*Note: There’s a slight error here; the appellate court found that Jesús’ sentence could be considered cruel and unusual under the California Constitution, not the Federal one. - Vern
Well, THIS certainly must come as a surprise to anyone who relies on the Weekly and their star journalist R Scott Moxley for their OC crime & “justice” news. It’s unclear why Scott is so hostile to Jesús Aguirre, but now it’s getting out of hand, as he’s only reporting bad news about him and filtering out the good news.
It is true, as Scott writes in this nasty piece from late May, that the February appellate court upheld Jesús’ conviction for attempted murder (I think wrongly.)
But what Scott refused to tell any of his thousands of readers was that, yes, Jesús’ sentence was reversed. Mostly on the grounds of ineffective counsel, REGARDING the possibly cruel and unusual sentence. And there will be a hearing on a new sentence July 18, and the Orange Juice Blog won’t miss it.
I’m looking at the appellate court opinion, which I’ve taken the liberty of uploading to this blog. And toward the bottom of page 9 we see: (our emphases)
“The sentence imposed .. bla bla bla …does not constitute cruel and unusual punishment in violation of the Federal Constitution under Miller, Graham and Roper. But it may constitute cruel and unusual punishment in violation of the California Constitution under Dillon. And defense counsel’s failure to raise the point in the trial court constitutes ineffective assistance in connection with the sentencing.”
Later, on pages 11-12:
“.. even under highly deferential standards, defense counsel’s performance in connection with sentencing was deficient. Defense counsel did not file a sentencing brief and did not even review the probation report with Aguirre. Defense counsel admitted he was ill prepared for the sentencing hearing, and he failed to properly request a continuance, although good cause for a continuance may have existed.

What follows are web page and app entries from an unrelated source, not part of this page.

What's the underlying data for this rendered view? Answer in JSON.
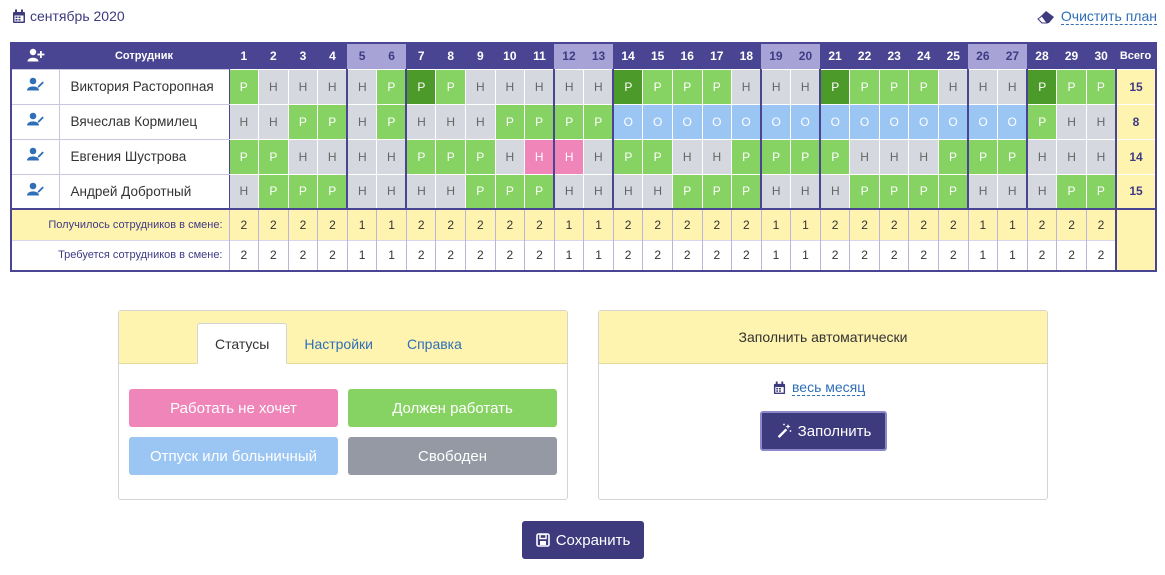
{
  "header": {
    "month_label": "сентябрь 2020",
    "clear_plan_label": "Очистить план"
  },
  "table": {
    "employee_col_label": "Сотрудник",
    "total_col_label": "Всего",
    "days": [
      "1",
      "2",
      "3",
      "4",
      "5",
      "6",
      "7",
      "8",
      "9",
      "10",
      "11",
      "12",
      "13",
      "14",
      "15",
      "16",
      "17",
      "18",
      "19",
      "20",
      "21",
      "22",
      "23",
      "24",
      "25",
      "26",
      "27",
      "28",
      "29",
      "30"
    ],
    "weekend_days": [
      5,
      6,
      12,
      13,
      19,
      20,
      26,
      27
    ],
    "employees": [
      {
        "name": "Виктория Расторопная",
        "total": "15",
        "cells": [
          "P",
          "Н",
          "Н",
          "Н",
          "Н",
          "P",
          "P*",
          "P",
          "Н",
          "Н",
          "Н",
          "Н",
          "Н",
          "P*",
          "P",
          "P",
          "P",
          "Н",
          "Н",
          "Н",
          "P*",
          "P",
          "P",
          "P",
          "Н",
          "Н",
          "Н",
          "P*",
          "P",
          "P"
        ]
      },
      {
        "name": "Вячеслав Кормилец",
        "total": "8",
        "cells": [
          "Н",
          "Н",
          "P",
          "P",
          "Н",
          "P",
          "Н",
          "Н",
          "Н",
          "P",
          "P",
          "P",
          "P",
          "О",
          "О",
          "О",
          "О",
          "О",
          "О",
          "О",
          "О",
          "О",
          "О",
          "О",
          "О",
          "О",
          "О",
          "P",
          "Н",
          "Н"
        ]
      },
      {
        "name": "Евгения Шустрова",
        "total": "14",
        "cells": [
          "P",
          "P",
          "Н",
          "Н",
          "Н",
          "Н",
          "P",
          "P",
          "P",
          "Н",
          "Н!",
          "Н!",
          "Н",
          "P",
          "P",
          "Н",
          "Н",
          "P",
          "P",
          "P",
          "P",
          "Н",
          "Н",
          "Н",
          "P",
          "P",
          "P",
          "Н",
          "Н",
          "Н"
        ]
      },
      {
        "name": "Андрей Добротный",
        "total": "15",
        "cells": [
          "Н",
          "P",
          "P",
          "P",
          "Н",
          "Н",
          "Н",
          "Н",
          "P",
          "P",
          "P",
          "Н",
          "Н",
          "Н",
          "Н",
          "P",
          "P",
          "P",
          "Н",
          "Н",
          "Н",
          "P",
          "P",
          "P",
          "P",
          "Н",
          "Н",
          "Н",
          "P",
          "P"
        ]
      }
    ],
    "got_label": "Получилось сотрудников в смене:",
    "got_values": [
      "2",
      "2",
      "2",
      "2",
      "1",
      "1",
      "2",
      "2",
      "2",
      "2",
      "2",
      "1",
      "1",
      "2",
      "2",
      "2",
      "2",
      "2",
      "1",
      "1",
      "2",
      "2",
      "2",
      "2",
      "2",
      "1",
      "1",
      "2",
      "2",
      "2"
    ],
    "need_label": "Требуется сотрудников в смене:",
    "need_values": [
      "2",
      "2",
      "2",
      "2",
      "1",
      "1",
      "2",
      "2",
      "2",
      "2",
      "2",
      "1",
      "1",
      "2",
      "2",
      "2",
      "2",
      "2",
      "1",
      "1",
      "2",
      "2",
      "2",
      "2",
      "2",
      "1",
      "1",
      "2",
      "2",
      "2"
    ]
  },
  "left_panel": {
    "tabs": [
      "Статусы",
      "Настройки",
      "Справка"
    ],
    "active_tab": "Статусы",
    "status_buttons": [
      {
        "label": "Работать не хочет",
        "color": "#ef85b8"
      },
      {
        "label": "Должен работать",
        "color": "#86d363"
      },
      {
        "label": "Отпуск или больничный",
        "color": "#9bc6f3"
      },
      {
        "label": "Свободен",
        "color": "#9499a3"
      }
    ]
  },
  "right_panel": {
    "title": "Заполнить автоматически",
    "period_label": "весь месяц",
    "fill_label": "Заполнить"
  },
  "save_label": "Сохранить",
  "colors": {
    "accent": "#4a4592",
    "work": "#86d363",
    "work_dark": "#4c9a2a",
    "off": "#d5d8de",
    "vacation": "#9bc6f3",
    "not_want": "#ef85b8",
    "highlight": "#fff3b0"
  },
  "cell_legend": {
    "P": "Р",
    "P*": "Р",
    "Н": "Н",
    "Н!": "Н",
    "О": "О"
  }
}
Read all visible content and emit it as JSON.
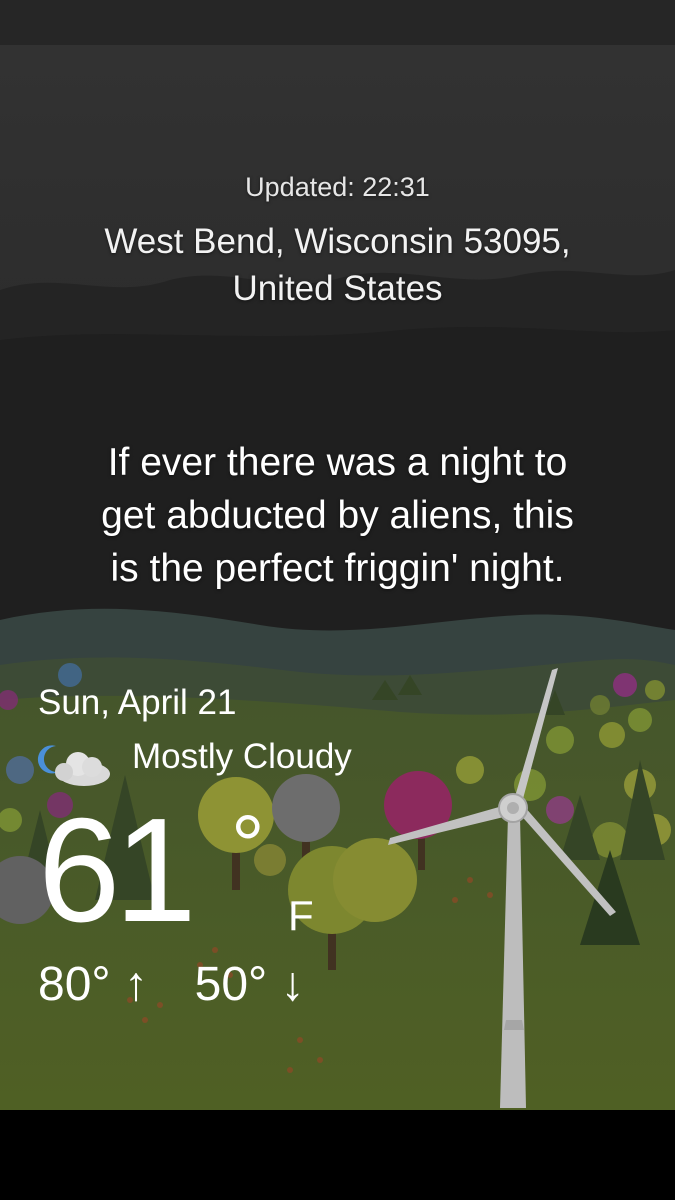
{
  "header": {
    "updated": "Updated: 22:31",
    "location_line1": "West Bend, Wisconsin 53095,",
    "location_line2": "United States"
  },
  "quote": {
    "line1": "If ever there was a night to",
    "line2": "get abducted by aliens, this",
    "line3": "is the perfect friggin' night."
  },
  "weather": {
    "date": "Sun, April 21",
    "condition": "Mostly Cloudy",
    "condition_icon": "moon-cloud-icon",
    "temperature": "61",
    "degree_symbol": "°",
    "unit": "F",
    "high": "80°",
    "high_arrow": "↑",
    "low": "50°",
    "low_arrow": "↓"
  },
  "colors": {
    "sky": "#2b2b2b",
    "hills": "#3a4a45",
    "meadow": "#56692e",
    "text": "#ffffff"
  }
}
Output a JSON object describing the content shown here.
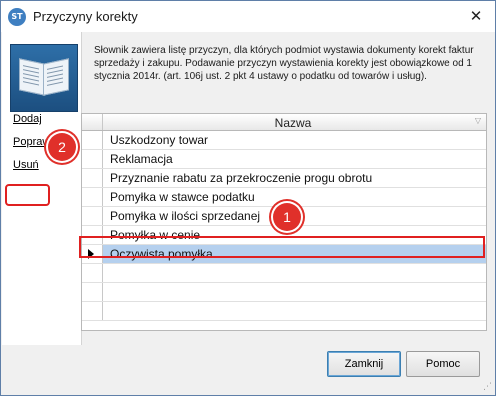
{
  "window": {
    "title": "Przyczyny korekty",
    "icon": "app-logo-icon",
    "icon_text": "ST",
    "close_glyph": "✕"
  },
  "description": "Słownik zawiera listę przyczyn, dla których podmiot wystawia dokumenty korekt faktur sprzedaży i zakupu. Podawanie przyczyn wystawienia korekty jest obowiązkowe od 1 stycznia 2014r. (art. 106j ust. 2 pkt 4 ustawy o podatku od towarów i usług).",
  "sidebar": {
    "actions": [
      {
        "label": "Dodaj"
      },
      {
        "label": "Popraw"
      },
      {
        "label": "Usuń"
      }
    ]
  },
  "grid": {
    "column_header": "Nazwa",
    "filter_glyph": "▽",
    "rows": [
      "Uszkodzony towar",
      "Reklamacja",
      "Przyznanie rabatu za przekroczenie progu obrotu",
      "Pomyłka w stawce podatku",
      "Pomyłka w ilości sprzedanej",
      "Pomyłka w cenie",
      "Oczywista pomyłka"
    ],
    "selected_row": "Oczywista pomyłka"
  },
  "buttons": {
    "close_label": "Zamknij",
    "help_label": "Pomoc"
  },
  "annotations": {
    "badge_1": "1",
    "badge_2": "2",
    "color": "#e0302a"
  }
}
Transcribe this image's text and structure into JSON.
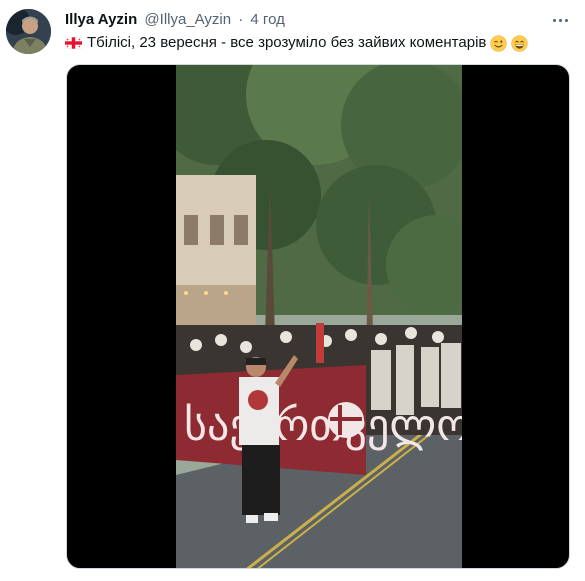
{
  "tweet": {
    "author": {
      "display_name": "Illya Ayzin",
      "handle": "@Illya_Ayzin",
      "separator": "·",
      "time": "4 год"
    },
    "text": "Тбілісі, 23 вересня - все зрозуміло без зайвих коментарів",
    "icons": {
      "flag": "georgia-flag-icon",
      "emoji_1": "winking-face-icon",
      "emoji_2": "grinning-face-icon",
      "more": "more-options-icon"
    },
    "media": {
      "type": "video",
      "banner_text": "საქართველო"
    }
  },
  "colors": {
    "text_primary": "#0f1419",
    "text_secondary": "#536471",
    "media_background": "#000000",
    "banner_red": "#8e2a32"
  }
}
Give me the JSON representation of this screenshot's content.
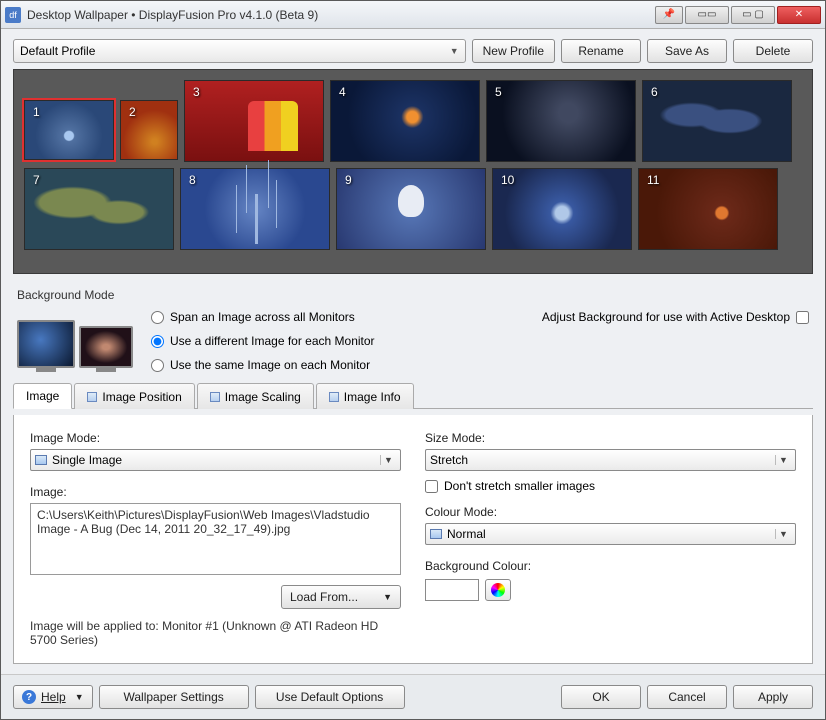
{
  "window": {
    "title": "Desktop Wallpaper • DisplayFusion Pro v4.1.0 (Beta 9)"
  },
  "profile": {
    "selected": "Default Profile",
    "buttons": {
      "new": "New Profile",
      "rename": "Rename",
      "saveas": "Save As",
      "delete": "Delete"
    }
  },
  "monitors": [
    {
      "n": "1"
    },
    {
      "n": "2"
    },
    {
      "n": "3"
    },
    {
      "n": "4"
    },
    {
      "n": "5"
    },
    {
      "n": "6"
    },
    {
      "n": "7"
    },
    {
      "n": "8"
    },
    {
      "n": "9"
    },
    {
      "n": "10"
    },
    {
      "n": "11"
    }
  ],
  "bgmode": {
    "section_label": "Background Mode",
    "opts": {
      "span": "Span an Image across all Monitors",
      "diff": "Use a different Image for each Monitor",
      "same": "Use the same Image on each Monitor"
    },
    "selected": "diff",
    "adjust": "Adjust Background for use with Active Desktop"
  },
  "tabs": {
    "image": "Image",
    "pos": "Image Position",
    "scale": "Image Scaling",
    "info": "Image Info"
  },
  "imgtab": {
    "mode_label": "Image Mode:",
    "mode_value": "Single Image",
    "image_label": "Image:",
    "image_path": "C:\\Users\\Keith\\Pictures\\DisplayFusion\\Web Images\\Vladstudio Image - A Bug (Dec 14, 2011 20_32_17_49).jpg",
    "load_from": "Load From...",
    "status": "Image will be applied to: Monitor #1 (Unknown @ ATI Radeon HD 5700 Series)",
    "size_label": "Size Mode:",
    "size_value": "Stretch",
    "dont_stretch": "Don't stretch smaller images",
    "colour_label": "Colour Mode:",
    "colour_value": "Normal",
    "bgcolour_label": "Background Colour:"
  },
  "footer": {
    "help": "Help",
    "wallpaper": "Wallpaper Settings",
    "defaults": "Use Default Options",
    "ok": "OK",
    "cancel": "Cancel",
    "apply": "Apply"
  }
}
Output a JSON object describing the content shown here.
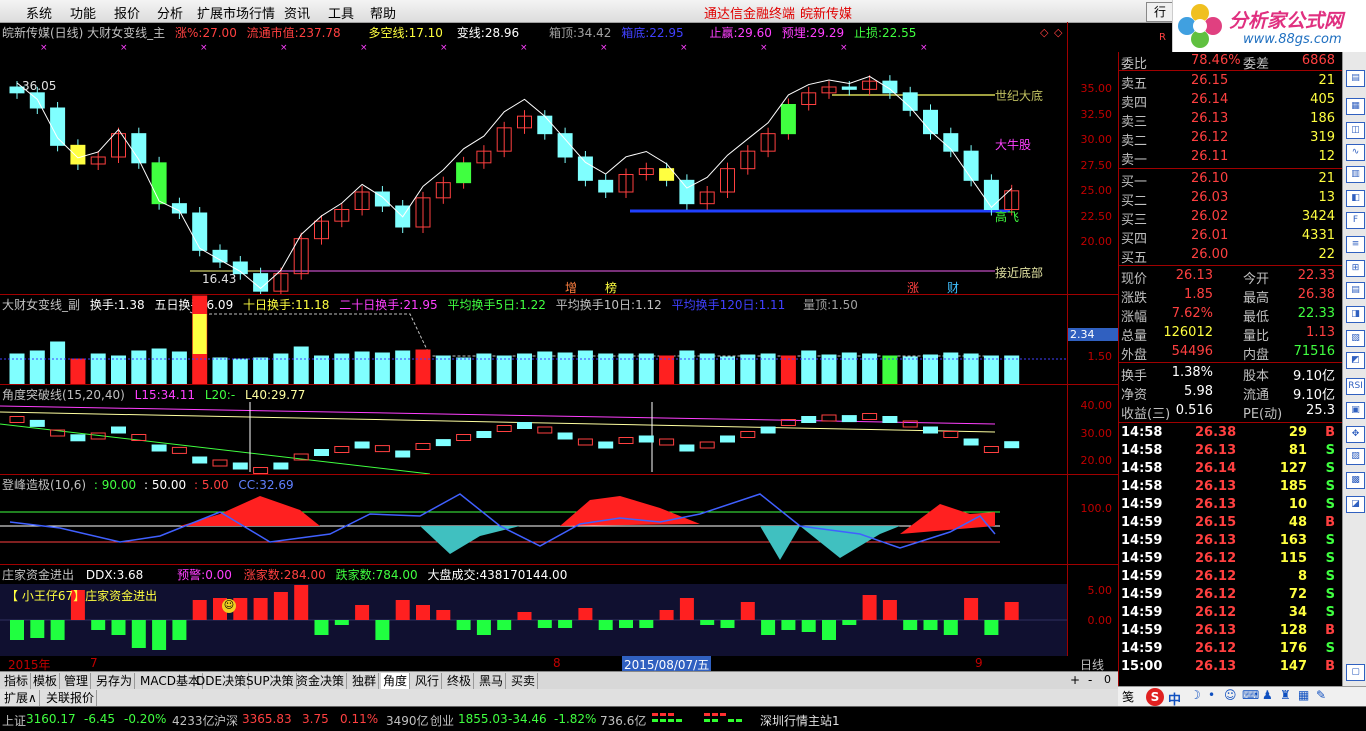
{
  "menu": {
    "items": [
      "系统",
      "功能",
      "报价",
      "分析",
      "扩展市场行情",
      "资讯",
      "工具",
      "帮助"
    ],
    "terminal": "通达信金融终端",
    "stock": "皖新传媒",
    "trade": "行"
  },
  "logo": {
    "text": "分析家公式网",
    "url": "www.88gs.com"
  },
  "main": {
    "title": "皖新传媒(日线) 大财女变线_主",
    "zhang_label": "涨%:",
    "zhang_val": "27.00",
    "ltsz_label": "流通市值:",
    "ltsz_val": "237.78",
    "dkx_label": "多空线:",
    "dkx_val": "17.10",
    "bx_label": "变线:",
    "bx_val": "28.96",
    "xd_label": "箱顶:",
    "xd_val": "34.42",
    "xdi_label": "箱底:",
    "xdi_val": "22.95",
    "zy_label": "止赢:",
    "zy_val": "29.60",
    "yz_label": "预埋:",
    "yz_val": "29.29",
    "zs_label": "止损:",
    "zs_val": "22.55",
    "high_mark": "36.05",
    "low_mark": "16.43",
    "label_sjdd": "世纪大底",
    "label_dnq": "大牛股",
    "label_gf": "高飞",
    "label_jjdb": "接近底部",
    "marks": [
      "增",
      "榜",
      "涨",
      "财"
    ],
    "yaxis": [
      "35.00",
      "32.50",
      "30.00",
      "27.50",
      "25.00",
      "22.50",
      "20.00"
    ]
  },
  "vol": {
    "title": "大财女变线_副",
    "hs_label": "换手:",
    "hs": "1.38",
    "wr_label": "五日换手:",
    "wr": "6.09",
    "sr_label": "十日换手:",
    "sr": "11.18",
    "esr_label": "二十日换手:",
    "esr": "21.95",
    "pj5_label": "平均换手5日:",
    "pj5": "1.22",
    "pj10_label": "平均换手10日:",
    "pj10": "1.12",
    "pj120_label": "平均换手120日:",
    "pj120": "1.11",
    "ld_label": "量顶:",
    "ld": "1.50",
    "yaxis": [
      "2.34",
      "1.50"
    ]
  },
  "angle": {
    "title": "角度突破线(15,20,40)",
    "l15_label": "L15:",
    "l15": "34.11",
    "l20_label": "L20:",
    "l20": "-",
    "l40_label": "L40:",
    "l40": "29.77",
    "yaxis": [
      "40.00",
      "30.00",
      "20.00"
    ]
  },
  "dfzj": {
    "title": "登峰造极(10,6)",
    "a": "90.00",
    "b": "50.00",
    "c": "5.00",
    "cc_label": "CC:",
    "cc": "32.69",
    "yaxis": [
      "100.0"
    ]
  },
  "zjjc": {
    "title": "庄家资金进出",
    "ddx_label": "DDX:",
    "ddx": "3.68",
    "yj_label": "预警:",
    "yj": "0.00",
    "zjs_label": "涨家数:",
    "zjs": "284.00",
    "djs_label": "跌家数:",
    "djs": "784.00",
    "dpcj_label": "大盘成交:",
    "dpcj": "438170144.00",
    "banner": "【 小王仔67】庄家资金进出",
    "yaxis": [
      "5.00",
      "0.00"
    ]
  },
  "timeaxis": {
    "year": "2015年",
    "m7": "7",
    "m8": "8",
    "cur": "2015/08/07/五",
    "m9": "9",
    "period": "日线"
  },
  "tabs": [
    "指标",
    "模板",
    "管理",
    "另存为",
    "MACD基本",
    "DDE决策",
    "SUP决策",
    "资金决策",
    "独群",
    "角度",
    "风行",
    "终极",
    "黑马",
    "买卖"
  ],
  "tabs2": [
    "扩展∧",
    "关联报价"
  ],
  "quote": {
    "wb_label": "委比",
    "wb": "78.46%",
    "wc_label": "委差",
    "wc": "6868",
    "asks": [
      {
        "l": "卖五",
        "p": "26.15",
        "v": "21"
      },
      {
        "l": "卖四",
        "p": "26.14",
        "v": "405"
      },
      {
        "l": "卖三",
        "p": "26.13",
        "v": "186"
      },
      {
        "l": "卖二",
        "p": "26.12",
        "v": "319"
      },
      {
        "l": "卖一",
        "p": "26.11",
        "v": "12"
      }
    ],
    "bids": [
      {
        "l": "买一",
        "p": "26.10",
        "v": "21"
      },
      {
        "l": "买二",
        "p": "26.03",
        "v": "13"
      },
      {
        "l": "买三",
        "p": "26.02",
        "v": "3424"
      },
      {
        "l": "买四",
        "p": "26.01",
        "v": "4331"
      },
      {
        "l": "买五",
        "p": "26.00",
        "v": "22"
      }
    ],
    "stats": [
      {
        "a": "现价",
        "av": "26.13",
        "b": "今开",
        "bv": "22.33"
      },
      {
        "a": "涨跌",
        "av": "1.85",
        "b": "最高",
        "bv": "26.38"
      },
      {
        "a": "涨幅",
        "av": "7.62%",
        "b": "最低",
        "bv": "22.33"
      },
      {
        "a": "总量",
        "av": "126012",
        "b": "量比",
        "bv": "1.13"
      },
      {
        "a": "外盘",
        "av": "54496",
        "b": "内盘",
        "bv": "71516"
      }
    ],
    "stats2": [
      {
        "a": "换手",
        "av": "1.38%",
        "b": "股本",
        "bv": "9.10亿"
      },
      {
        "a": "净资",
        "av": "5.98",
        "b": "流通",
        "bv": "9.10亿"
      },
      {
        "a": "收益(三)",
        "av": "0.516",
        "b": "PE(动)",
        "bv": "25.3"
      }
    ],
    "ticks": [
      {
        "t": "14:58",
        "p": "26.38",
        "v": "29",
        "d": "B"
      },
      {
        "t": "14:58",
        "p": "26.13",
        "v": "81",
        "d": "S"
      },
      {
        "t": "14:58",
        "p": "26.14",
        "v": "127",
        "d": "S"
      },
      {
        "t": "14:58",
        "p": "26.13",
        "v": "185",
        "d": "S"
      },
      {
        "t": "14:59",
        "p": "26.13",
        "v": "10",
        "d": "S"
      },
      {
        "t": "14:59",
        "p": "26.15",
        "v": "48",
        "d": "B"
      },
      {
        "t": "14:59",
        "p": "26.13",
        "v": "163",
        "d": "S"
      },
      {
        "t": "14:59",
        "p": "26.12",
        "v": "115",
        "d": "S"
      },
      {
        "t": "14:59",
        "p": "26.12",
        "v": "8",
        "d": "S"
      },
      {
        "t": "14:59",
        "p": "26.12",
        "v": "72",
        "d": "S"
      },
      {
        "t": "14:59",
        "p": "26.12",
        "v": "34",
        "d": "S"
      },
      {
        "t": "14:59",
        "p": "26.13",
        "v": "128",
        "d": "B"
      },
      {
        "t": "14:59",
        "p": "26.12",
        "v": "176",
        "d": "S"
      },
      {
        "t": "15:00",
        "p": "26.13",
        "v": "147",
        "d": "B"
      }
    ],
    "r_mark": "R",
    "ti_mark": "笺"
  },
  "status": {
    "sh_label": "上证",
    "sh": "3160.17",
    "sh_chg": "-6.45",
    "sh_pct": "-0.20%",
    "sh_amt": "4233亿",
    "hs_label": "沪深",
    "hs": "3365.83",
    "hs_chg": "3.75",
    "hs_pct": "0.11%",
    "hs_amt": "3490亿",
    "cy_label": "创业",
    "cy": "1855.03",
    "cy_chg": "-34.46",
    "cy_pct": "-1.82%",
    "cy_amt": "736.6亿",
    "server": "深圳行情主站1"
  },
  "ime": {
    "label": "中"
  }
}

“Most importantly, defense counsel did not assert Dillon and the well-established California Constitution protections against grossly disproportionate cruel and unusual punishments…. In essence, defense counsel did nothing to advocate on behalf of Aguirre regarding the sentencing in this case.”
Not satisfied with leaving out half the story, Scott goes on to inform us gleefully that “Aguirre–who lost his freedom at the age of 16 and is now a 20-year-old resident of the notorious Pelican Bay State Prison–one of the state’s most dangerous, depressing penitentiaries–can’t even ask for parole until about 2060.”
Interesting, that he knows so much more than the appellate court themselves, who plainly wrote on page 11 (while explaining how the punishment is not cruel and unusual under the Federal Constitution) – “There is no dispute that Aguirre will be eligible for parole when he reaches 49.” That would be 2042, not 2060 – quite a difference.
Judge Fybel, in a largely concurring opinion, DOES find the life sentence also unconstitutional under the Federal Constitution (p. 17-19), and referencing a recently enacted Senate bill No. 260, says on page 19 that Jesús should be eligible for parole by 2035 – even a bigger difference. Where does Scott get his “2060?” One pictures the once-fearsome journalist fraternizing with “seasoned veteran prosecutor” Brett Brian rather than reading the actual opinion.
IN ANY CASE, many of us are hoping for “time served” in July – the three to four years he’d already have served seems an appropriate punishment for the dangerous, irresponsible act this squirrelly kid (who also once saved someone’s life from drowning) actually committed. No doubt the Rackauckas-Moxley crowd is hoping for the sentence to be upheld, and extra years added on. Realistically if I had to bet, it’ll be somewhere in between – a few more years.
But the weeks and months do drag on, so if you’d like to write the kid, as I occasionally do, or put something on his books, he’s at:
Jesus Aguirre AL-2694
PBSP – A – 4 – 102
PO Box 7500
Crescent City CA 95531